How to Best Present an Award

Giving out an award is a huge honor. You were probably picked because others knew you would do a great job. When presenting an award, it is important to remember to explain the purpose of the award, why the award is important or significant, and give special recognition to the person being presented the award.

If you know beforehand who the recipient is, make sure you know how to say the recipient’s name correctly. If needed, spell it out phonetically on a card and practice it a few times. Saying the person’s name incorrectly will be embarrassing to you and may ruin the experience for others. If you do not know who the eventual winner is, ask for a list of the nominees and do the same exercise for each person nominated.

Check that the award is correct and right side up before going onstage. Remove any protective or plastic materials that are on the award. Make sure you're holding the award correctly so that you don't present it upside down or backwards (It Happens!). Finally, read the award to make sure everything is spelled correctly, including the recipient's name and the award title. IMPORTANT! If the award is a statue, glass or crystal piece with a base, always pick up the award by the base and present it that way. Sometimes in the excitement of the moment, the presenter or recipient becomes animated and risks the base being knocked off the award or dropped.

Part of the excitement of this experience is creating suspense, mystery and anticipation. Explain the purpose of the award, and why it is significant. When you first start talking about the recipient, be very vague. Refrain from using pronouns, departments or area that the recipient works, so many members in the audience believe it could be any one of a number of people.

Praise the hard work of everyone considered for the award. While you’re only honoring 1 person, chances are there are other people in the audience who also worked hard and deserve acknowledgement. Recognize their efforts and let them know that they’re appreciated. However, make it clear that the person who is receiving the award deserves special recognition.

Slowly introduce individual characteristics of the recipient. You may first use a pronoun, then which department they work, maybe how long they have been with the company, what their boss may have to say about their performance. The goal is to slowly erode the pool of nominees and the audience will begin to participate in the guessing game as each of the significant details are announced about the winner. By the time the presenter is ready to announce the name, the audience will also feel the energy of the presenter.
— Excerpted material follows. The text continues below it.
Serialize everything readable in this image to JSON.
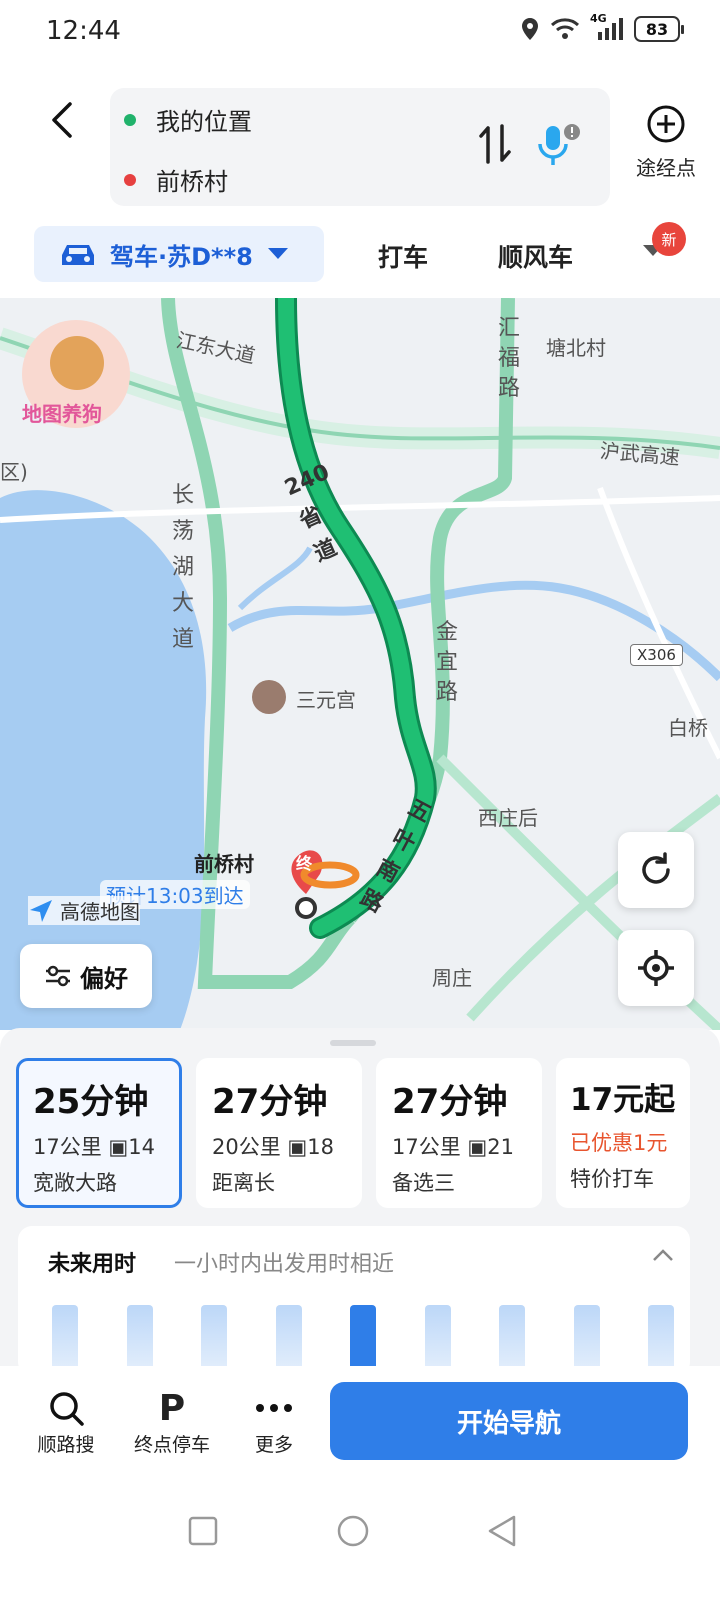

When you are ready to announce the winner, make sure you are confident in the annunciation of their name and leave a slight pause before identifying the person. Once the winner is announced, pick up the award, and hold it respectfully as the winner makes their way to the stage. As the winner approaches the stage, step back from the podium, to present the award to the winner, with a simple, “Congratulations.” Be very careful with the transfer of the award, as this is the point in time with the greatest risk of damage.

If you are a supervisor or hold a higher office in the organization, it is customary and appropriate to have a picture taken at this time with the winner. When photographs are taken, the award and the winner should be the main focus. If you are merely a presenter, you should step aside and allow the winner to stand at the podium for a few words.

Congratulations, you have done a great job!!